Thursday and Friday, so Wednesday was his free day. We used to go in there on a
Wednesday," he adds.
Not that it caused any disruption for the band, as
the bassist points out.
"We were working at the time so we'd just get
that day off work and we didn't know any different, which was fine. We just
couldn't believe that, basically, Edwyn's offered to do this for us, on tick
[credit] so to speak, until something happens, so you just think yourself
The recording of Stand Your Ground in New York,
with Dan the Automator twiddling the knobs behind the producer's console, was
an altogether more demanding process.
"It was a learning experience; some things
didn't work out as easily as we'd hoped...We rehearsed and recorded about 16
tracks in 14 days," admits Cadogan.
"I think we overstretched it really,"
adds Wharton. "We tried to bite off more than we could chew going over
there. Dan wanted to work over there but it was a lot more expensive...we just
run out of money. Trying to do everything transatlantically, even though it's

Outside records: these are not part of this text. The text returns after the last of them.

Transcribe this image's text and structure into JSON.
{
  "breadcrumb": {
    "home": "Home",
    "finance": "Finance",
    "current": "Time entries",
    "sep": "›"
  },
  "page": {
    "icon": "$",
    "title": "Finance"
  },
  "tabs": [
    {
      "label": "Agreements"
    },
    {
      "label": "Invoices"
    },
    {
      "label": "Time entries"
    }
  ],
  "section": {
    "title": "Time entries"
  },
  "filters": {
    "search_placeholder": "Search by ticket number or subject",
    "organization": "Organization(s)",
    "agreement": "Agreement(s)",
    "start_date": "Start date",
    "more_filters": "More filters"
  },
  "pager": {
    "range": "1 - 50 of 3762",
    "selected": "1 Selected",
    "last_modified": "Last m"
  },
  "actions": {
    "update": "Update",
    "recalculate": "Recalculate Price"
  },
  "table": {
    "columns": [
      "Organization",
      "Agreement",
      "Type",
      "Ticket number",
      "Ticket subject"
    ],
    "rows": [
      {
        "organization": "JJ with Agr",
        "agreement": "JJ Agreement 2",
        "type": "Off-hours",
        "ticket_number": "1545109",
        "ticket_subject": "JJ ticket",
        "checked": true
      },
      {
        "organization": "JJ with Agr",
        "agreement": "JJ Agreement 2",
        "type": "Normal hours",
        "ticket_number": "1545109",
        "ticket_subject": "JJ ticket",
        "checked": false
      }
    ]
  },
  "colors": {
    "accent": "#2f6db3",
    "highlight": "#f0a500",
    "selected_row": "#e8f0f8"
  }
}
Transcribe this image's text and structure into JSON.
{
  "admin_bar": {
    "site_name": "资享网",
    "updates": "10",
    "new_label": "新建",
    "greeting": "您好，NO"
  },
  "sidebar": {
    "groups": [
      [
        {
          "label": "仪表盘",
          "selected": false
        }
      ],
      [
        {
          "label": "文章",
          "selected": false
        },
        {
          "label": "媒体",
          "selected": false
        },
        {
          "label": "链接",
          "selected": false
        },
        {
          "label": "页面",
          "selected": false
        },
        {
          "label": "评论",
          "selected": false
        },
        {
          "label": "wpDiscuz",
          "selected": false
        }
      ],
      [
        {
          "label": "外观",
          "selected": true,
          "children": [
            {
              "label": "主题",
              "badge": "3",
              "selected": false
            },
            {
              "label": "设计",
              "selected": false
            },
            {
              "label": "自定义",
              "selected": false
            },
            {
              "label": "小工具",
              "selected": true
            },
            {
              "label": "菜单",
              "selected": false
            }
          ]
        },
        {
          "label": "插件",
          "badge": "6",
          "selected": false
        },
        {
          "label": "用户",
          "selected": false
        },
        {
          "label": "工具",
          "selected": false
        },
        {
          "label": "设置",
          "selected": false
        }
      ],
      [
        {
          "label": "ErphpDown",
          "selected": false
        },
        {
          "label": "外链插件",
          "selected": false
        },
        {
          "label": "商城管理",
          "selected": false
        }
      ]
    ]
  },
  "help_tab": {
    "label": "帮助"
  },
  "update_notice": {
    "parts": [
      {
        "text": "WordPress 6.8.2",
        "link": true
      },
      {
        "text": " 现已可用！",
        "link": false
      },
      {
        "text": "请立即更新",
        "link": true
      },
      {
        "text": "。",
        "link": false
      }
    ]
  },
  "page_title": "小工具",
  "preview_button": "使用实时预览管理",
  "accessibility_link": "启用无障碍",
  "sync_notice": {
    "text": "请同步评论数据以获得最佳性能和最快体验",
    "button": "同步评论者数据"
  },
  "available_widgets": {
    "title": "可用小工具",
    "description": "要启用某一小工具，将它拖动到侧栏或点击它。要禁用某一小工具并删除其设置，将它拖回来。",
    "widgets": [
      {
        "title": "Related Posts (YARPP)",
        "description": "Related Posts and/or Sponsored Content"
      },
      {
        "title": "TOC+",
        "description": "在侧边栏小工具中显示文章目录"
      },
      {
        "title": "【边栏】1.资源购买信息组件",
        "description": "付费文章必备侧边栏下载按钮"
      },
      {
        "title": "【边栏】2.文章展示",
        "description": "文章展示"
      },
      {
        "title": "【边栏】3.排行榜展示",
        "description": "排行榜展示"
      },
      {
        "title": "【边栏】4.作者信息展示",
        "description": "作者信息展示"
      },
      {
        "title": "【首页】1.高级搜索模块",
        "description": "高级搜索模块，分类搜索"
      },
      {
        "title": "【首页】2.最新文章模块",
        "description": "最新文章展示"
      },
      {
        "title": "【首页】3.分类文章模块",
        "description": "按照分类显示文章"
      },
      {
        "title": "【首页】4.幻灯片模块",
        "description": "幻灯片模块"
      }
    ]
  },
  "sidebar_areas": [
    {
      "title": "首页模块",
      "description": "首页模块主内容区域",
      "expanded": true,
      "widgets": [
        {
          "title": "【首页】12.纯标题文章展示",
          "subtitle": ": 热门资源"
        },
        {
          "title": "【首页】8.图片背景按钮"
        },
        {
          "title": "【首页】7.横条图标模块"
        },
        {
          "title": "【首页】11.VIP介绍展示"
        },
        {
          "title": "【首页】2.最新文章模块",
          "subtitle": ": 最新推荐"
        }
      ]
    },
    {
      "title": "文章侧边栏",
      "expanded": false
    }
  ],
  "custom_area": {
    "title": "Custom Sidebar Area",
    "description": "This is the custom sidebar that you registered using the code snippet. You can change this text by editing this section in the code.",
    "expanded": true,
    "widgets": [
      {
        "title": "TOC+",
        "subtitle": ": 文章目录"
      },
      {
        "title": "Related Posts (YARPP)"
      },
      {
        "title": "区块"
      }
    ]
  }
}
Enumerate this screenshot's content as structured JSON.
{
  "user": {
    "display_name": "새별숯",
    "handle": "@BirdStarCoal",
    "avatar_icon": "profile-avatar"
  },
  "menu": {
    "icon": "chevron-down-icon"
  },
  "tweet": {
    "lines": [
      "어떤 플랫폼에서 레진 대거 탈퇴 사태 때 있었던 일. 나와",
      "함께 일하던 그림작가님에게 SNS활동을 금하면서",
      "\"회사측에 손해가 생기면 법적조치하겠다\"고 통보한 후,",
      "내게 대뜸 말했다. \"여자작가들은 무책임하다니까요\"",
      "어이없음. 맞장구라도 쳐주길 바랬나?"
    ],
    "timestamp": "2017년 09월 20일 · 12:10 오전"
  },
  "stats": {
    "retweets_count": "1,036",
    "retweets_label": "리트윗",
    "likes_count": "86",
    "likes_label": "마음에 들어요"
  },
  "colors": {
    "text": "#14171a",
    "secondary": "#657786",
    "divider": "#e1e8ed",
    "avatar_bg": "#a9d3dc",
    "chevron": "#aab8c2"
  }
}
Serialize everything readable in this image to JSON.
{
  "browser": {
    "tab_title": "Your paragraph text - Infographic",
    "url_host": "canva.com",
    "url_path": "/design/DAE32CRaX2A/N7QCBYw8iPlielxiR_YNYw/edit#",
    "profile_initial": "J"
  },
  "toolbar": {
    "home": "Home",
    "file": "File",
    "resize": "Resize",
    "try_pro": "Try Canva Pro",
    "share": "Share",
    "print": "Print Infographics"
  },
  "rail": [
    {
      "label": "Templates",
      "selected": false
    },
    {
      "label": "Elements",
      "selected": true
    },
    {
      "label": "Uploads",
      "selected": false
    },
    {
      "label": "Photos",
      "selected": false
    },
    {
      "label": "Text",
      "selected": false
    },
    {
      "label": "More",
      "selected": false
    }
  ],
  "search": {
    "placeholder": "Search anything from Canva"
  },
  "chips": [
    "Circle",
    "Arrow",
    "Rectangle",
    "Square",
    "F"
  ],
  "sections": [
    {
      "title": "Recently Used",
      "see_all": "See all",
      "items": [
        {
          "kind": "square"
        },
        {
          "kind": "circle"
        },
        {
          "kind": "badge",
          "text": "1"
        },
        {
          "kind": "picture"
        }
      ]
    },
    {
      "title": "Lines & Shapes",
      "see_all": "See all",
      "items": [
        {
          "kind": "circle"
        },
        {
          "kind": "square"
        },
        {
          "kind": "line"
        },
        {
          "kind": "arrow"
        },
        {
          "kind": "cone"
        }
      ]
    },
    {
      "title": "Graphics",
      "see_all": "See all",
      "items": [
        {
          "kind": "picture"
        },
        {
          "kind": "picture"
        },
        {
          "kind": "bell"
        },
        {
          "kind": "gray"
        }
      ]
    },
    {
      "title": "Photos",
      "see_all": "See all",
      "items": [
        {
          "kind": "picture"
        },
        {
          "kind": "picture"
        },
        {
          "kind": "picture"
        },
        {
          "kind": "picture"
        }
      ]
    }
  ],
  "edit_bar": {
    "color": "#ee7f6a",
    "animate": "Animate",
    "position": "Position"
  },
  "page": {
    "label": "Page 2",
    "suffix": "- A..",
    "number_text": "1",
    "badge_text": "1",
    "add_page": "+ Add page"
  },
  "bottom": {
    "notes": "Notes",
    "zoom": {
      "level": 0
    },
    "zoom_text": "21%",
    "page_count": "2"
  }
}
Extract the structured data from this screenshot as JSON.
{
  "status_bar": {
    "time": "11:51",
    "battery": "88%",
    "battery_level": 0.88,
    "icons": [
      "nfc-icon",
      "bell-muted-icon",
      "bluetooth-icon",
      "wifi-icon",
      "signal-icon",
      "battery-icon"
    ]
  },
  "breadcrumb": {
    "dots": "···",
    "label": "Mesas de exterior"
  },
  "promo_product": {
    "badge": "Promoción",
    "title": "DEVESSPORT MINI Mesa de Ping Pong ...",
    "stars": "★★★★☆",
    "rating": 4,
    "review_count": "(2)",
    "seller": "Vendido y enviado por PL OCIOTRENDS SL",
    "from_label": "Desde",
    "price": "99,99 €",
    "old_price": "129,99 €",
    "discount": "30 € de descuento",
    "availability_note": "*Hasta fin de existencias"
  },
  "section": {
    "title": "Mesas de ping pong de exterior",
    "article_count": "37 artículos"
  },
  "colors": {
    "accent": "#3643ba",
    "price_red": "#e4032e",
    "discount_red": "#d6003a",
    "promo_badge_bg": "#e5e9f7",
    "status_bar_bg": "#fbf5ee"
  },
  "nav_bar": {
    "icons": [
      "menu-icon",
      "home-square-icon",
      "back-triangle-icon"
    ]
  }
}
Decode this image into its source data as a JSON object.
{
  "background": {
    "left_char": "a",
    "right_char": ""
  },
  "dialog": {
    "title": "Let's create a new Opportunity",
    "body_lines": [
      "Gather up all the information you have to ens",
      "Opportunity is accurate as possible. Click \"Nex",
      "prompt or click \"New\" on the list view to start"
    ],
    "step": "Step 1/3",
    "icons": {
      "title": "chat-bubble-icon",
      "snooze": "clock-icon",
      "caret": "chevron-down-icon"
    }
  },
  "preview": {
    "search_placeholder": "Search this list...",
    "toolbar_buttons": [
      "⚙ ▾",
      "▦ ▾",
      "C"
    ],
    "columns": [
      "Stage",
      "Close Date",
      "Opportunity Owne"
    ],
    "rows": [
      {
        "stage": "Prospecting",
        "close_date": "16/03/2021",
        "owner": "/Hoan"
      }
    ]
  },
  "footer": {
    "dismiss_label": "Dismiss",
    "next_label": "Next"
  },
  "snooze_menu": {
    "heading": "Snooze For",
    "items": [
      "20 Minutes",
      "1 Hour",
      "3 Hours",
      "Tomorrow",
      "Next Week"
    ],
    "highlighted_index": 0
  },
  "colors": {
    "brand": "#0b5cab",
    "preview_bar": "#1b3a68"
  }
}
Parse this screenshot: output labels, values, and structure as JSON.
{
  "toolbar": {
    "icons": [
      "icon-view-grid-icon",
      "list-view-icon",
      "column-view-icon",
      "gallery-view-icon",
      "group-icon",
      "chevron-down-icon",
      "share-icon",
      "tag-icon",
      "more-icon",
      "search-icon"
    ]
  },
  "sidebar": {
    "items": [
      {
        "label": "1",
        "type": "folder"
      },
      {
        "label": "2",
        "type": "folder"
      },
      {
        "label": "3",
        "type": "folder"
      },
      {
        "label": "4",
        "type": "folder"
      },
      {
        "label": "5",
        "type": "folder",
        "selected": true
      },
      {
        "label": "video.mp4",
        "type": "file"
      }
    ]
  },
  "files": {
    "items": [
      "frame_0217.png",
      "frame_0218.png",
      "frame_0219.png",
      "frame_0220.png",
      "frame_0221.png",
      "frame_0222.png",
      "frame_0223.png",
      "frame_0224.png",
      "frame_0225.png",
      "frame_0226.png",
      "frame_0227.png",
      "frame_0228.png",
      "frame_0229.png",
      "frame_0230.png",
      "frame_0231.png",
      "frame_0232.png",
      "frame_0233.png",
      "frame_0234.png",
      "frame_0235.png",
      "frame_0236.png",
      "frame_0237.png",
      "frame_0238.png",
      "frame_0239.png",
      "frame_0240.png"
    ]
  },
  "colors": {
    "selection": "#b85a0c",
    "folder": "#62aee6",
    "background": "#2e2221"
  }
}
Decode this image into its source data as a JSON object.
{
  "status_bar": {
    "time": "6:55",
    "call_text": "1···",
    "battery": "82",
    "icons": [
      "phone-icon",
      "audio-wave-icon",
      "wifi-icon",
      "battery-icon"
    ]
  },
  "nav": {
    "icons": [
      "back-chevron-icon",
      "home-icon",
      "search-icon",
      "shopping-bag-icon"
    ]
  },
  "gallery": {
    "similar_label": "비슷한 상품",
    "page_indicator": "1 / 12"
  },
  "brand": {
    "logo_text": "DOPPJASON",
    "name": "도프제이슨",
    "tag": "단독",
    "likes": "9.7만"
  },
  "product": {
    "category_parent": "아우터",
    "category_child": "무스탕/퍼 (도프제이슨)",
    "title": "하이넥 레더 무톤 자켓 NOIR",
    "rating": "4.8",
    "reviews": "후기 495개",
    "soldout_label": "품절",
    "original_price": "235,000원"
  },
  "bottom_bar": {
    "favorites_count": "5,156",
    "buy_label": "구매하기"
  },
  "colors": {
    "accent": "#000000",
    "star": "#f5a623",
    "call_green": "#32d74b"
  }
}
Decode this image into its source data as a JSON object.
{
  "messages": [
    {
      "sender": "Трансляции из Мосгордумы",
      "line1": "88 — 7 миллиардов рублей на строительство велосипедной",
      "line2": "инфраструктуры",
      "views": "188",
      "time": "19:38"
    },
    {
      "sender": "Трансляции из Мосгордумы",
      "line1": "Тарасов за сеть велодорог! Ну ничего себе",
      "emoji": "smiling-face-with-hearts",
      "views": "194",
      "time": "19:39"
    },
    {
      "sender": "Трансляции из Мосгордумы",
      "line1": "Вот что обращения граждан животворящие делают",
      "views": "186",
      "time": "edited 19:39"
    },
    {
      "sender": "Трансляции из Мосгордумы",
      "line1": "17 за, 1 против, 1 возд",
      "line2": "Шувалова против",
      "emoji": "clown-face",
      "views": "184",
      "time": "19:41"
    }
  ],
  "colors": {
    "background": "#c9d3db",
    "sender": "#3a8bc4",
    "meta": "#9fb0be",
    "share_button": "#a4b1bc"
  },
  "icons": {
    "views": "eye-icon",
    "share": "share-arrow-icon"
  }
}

supposed to be easy with the Internet and everything now, [it] wasn't at all
"Getting hold of everyone, getting everyone's
schedules to work and match up proved an absolute nightmare,"
Nevertheless, the trio were happy with the
resulting album, with "Pretty Pictures" a particular favorite with
"We wrote that together. It's the first song
we've all written together, which was really cool because, for various reasons,
we hadn't really had that collaborative thing before," Cadogan recalls.
It seems then that Stand Your Ground resulted in
quite a lot of growing up for the group in line with their growing reputation.
At this point, the birthday-boy of the previous
day enters the fray, having let the other two do all the talking. Japan has
certainly made an impression on Skinner during the band's short trip:
"This is the place where a teenager would
dream of growing up," Skinner says with an excited look.
"I saw a
radio-remote controlled plane for 10 pounds (19 dollars) and I remember really
wanting one and I couldn't afford one and I'm like, well they're 10 quid over
But like the band, he too has moved on.
"Did I buy it? Naah."
Little Barrie will play Dec. 11, 7 p.m. at Club
Quattro in Shibuya, Tokyo, (03) 5466-0777; Dec. 13, 7 p.m. at Club Quattro in
Hiroshima, (082) 542-2280; Dec. 14, 7 p.m. at Club Quattro in Shinsaibashi,
Osaka, (06) 6281-8181; Dec. 15, 7 p.m. at Club Quattro in Nagoya, (052)
264-8211; and Dec. 18, 7 p.m. at Unit in Daikanyama, Tokyo, (03) 5466-0777.